Categories: Weather

Scud or Cold Air Funnel?

Tue, 10/07/2014 - 07:13

I received literally hundreds of images of this creepy cloud over Cullman late yesterday afternoon…

No doubt this was not a tornado, but is it a scud cloud? Or, a cold air funnel?

Scud clouds can look like a tornado or funnel cloud, but they are harmless. Scud clouds are not attached to large-scale storm rotation. They are caused by cold air outflow interacting with warmth ahead of the storm. This causes air to rise and condense. While these clouds often hang low under the base, they don’t indicate anything other than wind blowing out of the storm.

Cold air funnels are most commonly observed in the vicinity of a closed off, cold-core mid level low, or upper trough (there was a large scale upper trough over the eastern U.S. yesterday with very cold air aloft over Alabama). The cold air aloft associated with these features is how cold air funnels get their name. However the cold air aloft only provides instability for convection, it does not govern how the funnel clouds form. The upper rotation associated with the upper low provides an environment rich with vorticity, or “spin”. It is believed that within this spinning environment, localized areas of higher vorticity exist. Thanks to the cold air aloft, updrafts are able to develop and stretch the vorticity in the environment. Stretching of vorticity creates a column of rapidly-spinning air, and it is believed that this may lead to the development of a funnel cloud.
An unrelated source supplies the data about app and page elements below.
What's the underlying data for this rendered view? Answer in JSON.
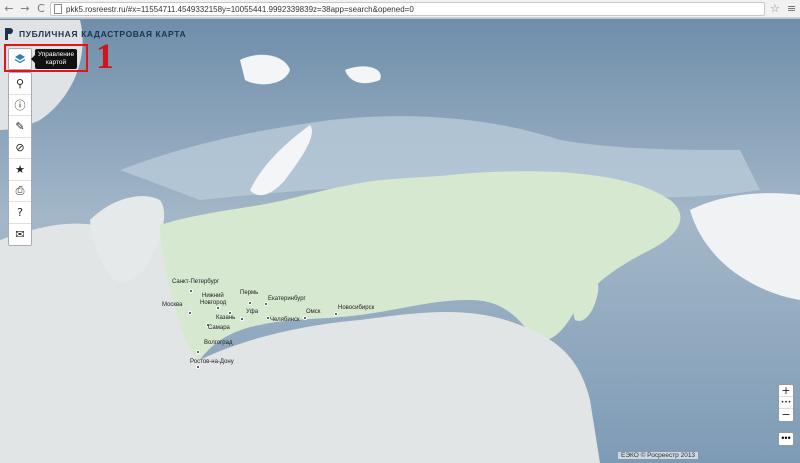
{
  "browser": {
    "back": "←",
    "forward": "→",
    "reload": "C",
    "url": "pkk5.rosreestr.ru/#x=11554711.4549332158y=10055441.9992339839z=38app=search&opened=0",
    "star": "☆",
    "menu": "≡"
  },
  "app": {
    "title": "ПУБЛИЧНАЯ КАДАСТРОВАЯ КАРТА"
  },
  "tooltip": {
    "text": "Управление картой"
  },
  "annotation": {
    "number": "1"
  },
  "toolbar": {
    "layers_icon": "layers-icon",
    "tools": [
      {
        "icon": "search-icon",
        "glyph": "⚲"
      },
      {
        "icon": "info-icon",
        "glyph": "ⓘ"
      },
      {
        "icon": "pencil-icon",
        "glyph": "✎"
      },
      {
        "icon": "no-measure-icon",
        "glyph": "⊘"
      },
      {
        "icon": "star-icon",
        "glyph": "★"
      },
      {
        "icon": "print-icon",
        "glyph": "⎙"
      },
      {
        "icon": "help-icon",
        "glyph": "?"
      },
      {
        "icon": "mail-icon",
        "glyph": "✉"
      }
    ]
  },
  "zoom": {
    "in": "+",
    "more": "•••",
    "out": "−"
  },
  "bottom_more": "•••",
  "copyright": "ЕЭКО © Росреестр 2013",
  "cities": [
    {
      "name": "Санкт-Петербург"
    },
    {
      "name": "Нижний"
    },
    {
      "name": "Новгород"
    },
    {
      "name": "Москва"
    },
    {
      "name": "Казань"
    },
    {
      "name": "Пермь"
    },
    {
      "name": "Уфа"
    },
    {
      "name": "Екатеринбург"
    },
    {
      "name": "Челябинск"
    },
    {
      "name": "Омск"
    },
    {
      "name": "Новосибирск"
    },
    {
      "name": "Самара"
    },
    {
      "name": "Волгоград"
    },
    {
      "name": "Ростов-на-Дону"
    }
  ],
  "colors": {
    "ocean": "#9fb3c6",
    "land": "#e2e5e6",
    "russia": "#d6e8cf",
    "ice": "#f4f5f6",
    "accent_red": "#e2141a"
  }
}
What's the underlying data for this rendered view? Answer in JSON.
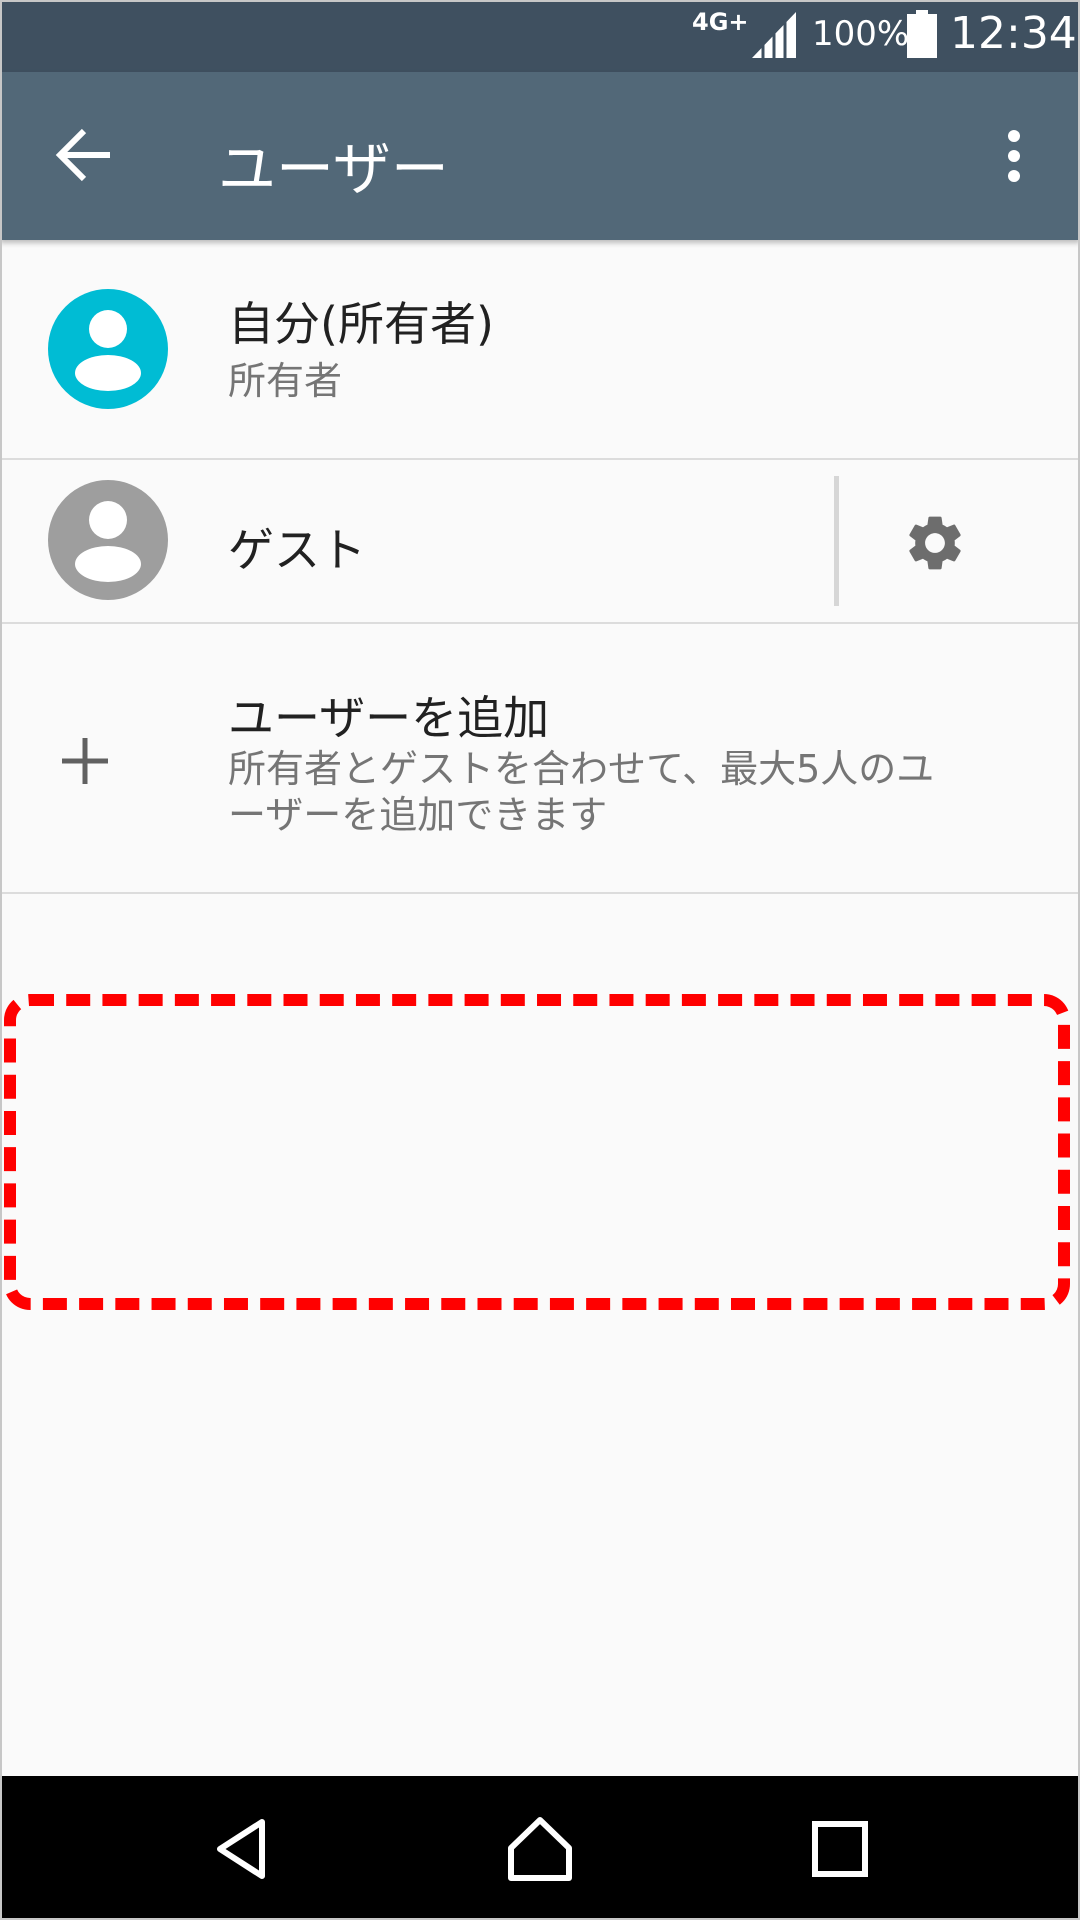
{
  "status_bar": {
    "network": "4G+",
    "battery_percent": "100%",
    "time": "12:34",
    "icons": [
      "signal-icon",
      "battery-icon"
    ]
  },
  "app_bar": {
    "title": "ユーザー",
    "icons": [
      "back-arrow-icon",
      "more-vert-icon"
    ]
  },
  "users": [
    {
      "name": "自分(所有者)",
      "role": "所有者",
      "avatar_color": "#00bcd4"
    },
    {
      "name": "ゲスト",
      "avatar_color": "#9e9e9e",
      "action_icon": "gear-icon"
    }
  ],
  "add_user": {
    "title": "ユーザーを追加",
    "description_line1": "所有者とゲストを合わせて、最大5人のユ",
    "description_line2": "ーザーを追加できます",
    "icon": "plus-icon"
  },
  "highlight_color": "#ff0000",
  "nav_bar": {
    "icons": [
      "back-triangle-icon",
      "home-icon",
      "recents-icon"
    ]
  }
}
Cold air funnels come from high based storms, and rarely touch the ground.

The NWS does not issue tornado warnings for cold air funnels.

From all of the reports received, many said there was no rotation. Some did report slow, erratic rotation. Sure seems like this was scud to me. But, we will keep looking at data and reports.

Bottom line is that this was not a tornado, and there was never danger of a tornado from the storm due to the high based nature of the thunderstorm (LCL heights over 1,000 meters). Hail was the big issue, and there was plenty of that…

Categories: Weather